Jury selection began Monday for an expected two-week trial in Prince George’s County Circuit Court, where Urbanski, of Severna Park, was indicted on charges of first-degree murder and a hate crime resulting in death.
Frederick M. Lawrence, an expert on hate crimes and a lecturer at Georgetown University Law Center, said the case “is a pretty classic presentation of a hate-crime trial where one of the hardest things to demonstrate is the biased motivation.”
“People are inclined to think that if you are racist and committed an interracial crime, you committed a hate crime,” Lawrence said. “But there has to be a causal link between racial animus and the crime.”
Collins, a newly commissioned second lieutenant in the U.S. Army, was killed May 20, 2017. Days away from graduating from Bowie State University, the 23-year-old had spent the evening visiting friends at the University of Maryland at College Park when the fatal encounter occurred, according to police. Urbanski, according to police, remained near the scene after the stabbing and was found with a folding knife in his pocket.
A jury would need to find Urbanski guilty of murder or manslaughter before deciding whether he is also guilty of a hate crime. Maryland law says a person may not kill because of “another’s race, color, religious beliefs, sexual orientation, gender, disability, or national origin, or because another is homeless.”
Lawrence said that hate-crime charges are relatively rare but that when they are used, their conviction rates are roughly similar to conviction rates for other charges.
Prosecutors are expected to zero in on what they deemed racist content found on Urbanski’s phone and his interaction with the material in the months preceding Collins’s killing, including his alleged association with a Facebook page called Alt-Reich: Nation.
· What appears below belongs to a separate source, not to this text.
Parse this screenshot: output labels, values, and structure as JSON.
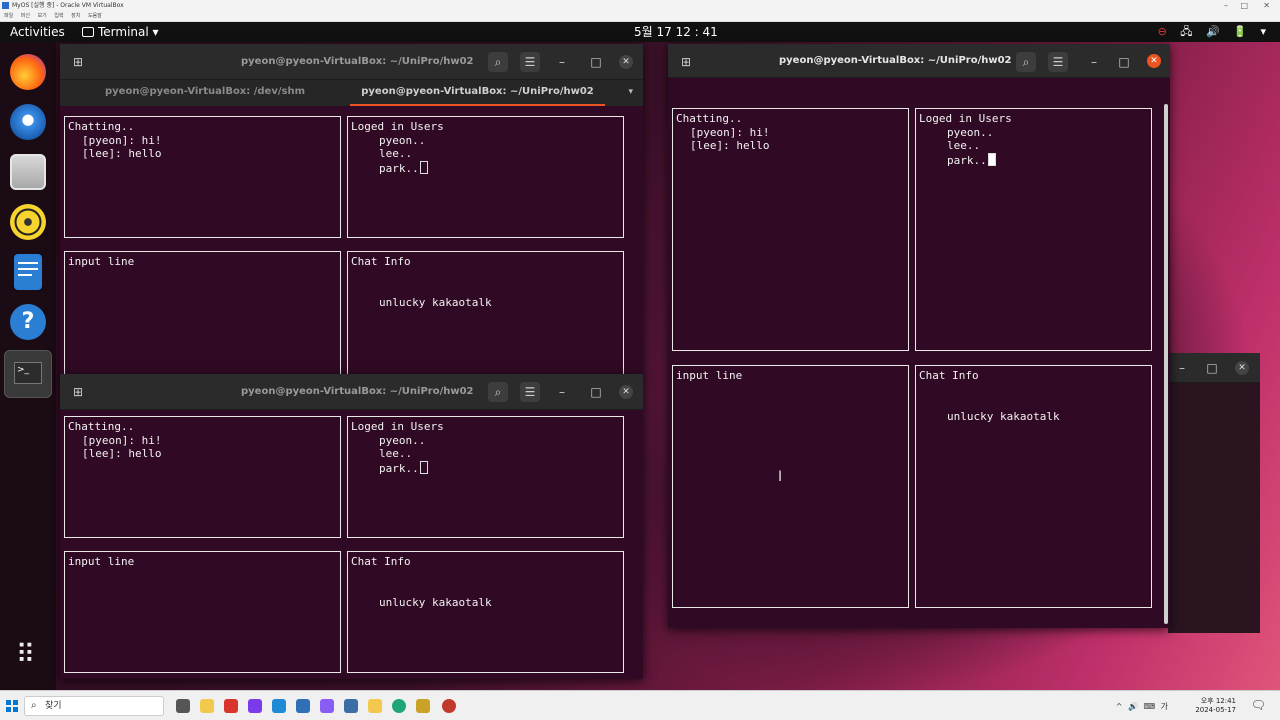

Between Christmas Day 2016 and April 18, 2017, Urbanski interacted with content that included the image of a noose and a gun or with material that referred to black DNA or racist jokes, according to a judge’s description of the images detailed at a pretrial hearing for Urbanski.
Urbanski’s lawyers unsuccessfully tried to exclude the offensive material found on their client’s phone from being used at trial but were able to block the state from calling an expert to testify about Alt-Reich.
“The defendant has never been a member of the Alt-Reich,” Urbanski’s lawyers William C. Brennan and John McKenna argued in court filings that said the expert’s testimony would confuse and prejudice the jury. “Nevertheless, the State plans to introduce evidence the defendant was a member of a Facebook group called the ‘Alt-Reich: Nation’ which is not and has never been part of the ‘Alt-Reich’ political group/movement.”
Although University of Maryland police said the Facebook page included racist and inflammatory material, Brennan, in previous court hearings, said the group’s founders have denied affiliations with white supremacy. Citing a New York Times article featuring interviews with a group administrator and someone who founded the group, Brennan said the Facebook page was meant as satire.
Urbanski’s attorneys face a difficult battle, said Deborah Sines, who for nine years prosecuted cases involving racial violence for the criminal section of the Justice Department’s civil rights division before becoming a homicide prosecutor in the office of the U.S. attorney for the District of Columbia. Urbanski’s supposed level of intoxication is not necessarily a defense, she said.
“It goes to his state of mind, and the defense will of course argue to a jury he didn’t know what he was doing,” Sines said. “The problem with that defense is the two people who were passed up.”
Sines said the experts who can describe how Urbanski interacted with the material on his phone could also be key. At previous court hearings, Urbanski’s attorneys said there was no evidence about whether Urbanski had sought out the inflammatory material or had received it unsolicited.
“The trick to this case is for the defense to prove there is insufficient proof of racial animus, and the only way they can do that is to say: ‘Do not believe what is in his phone. It doesn’t mean anything,’ ” Sines said.
However, Principal Deputy State’s Attorney Jason B. Abbott said at a previous court hearing that there was a simple explanation for the images that addresses why only one of the people at the bus stop was stabbed.
Opening statements are expected to start Wednesday once jury selection concludes.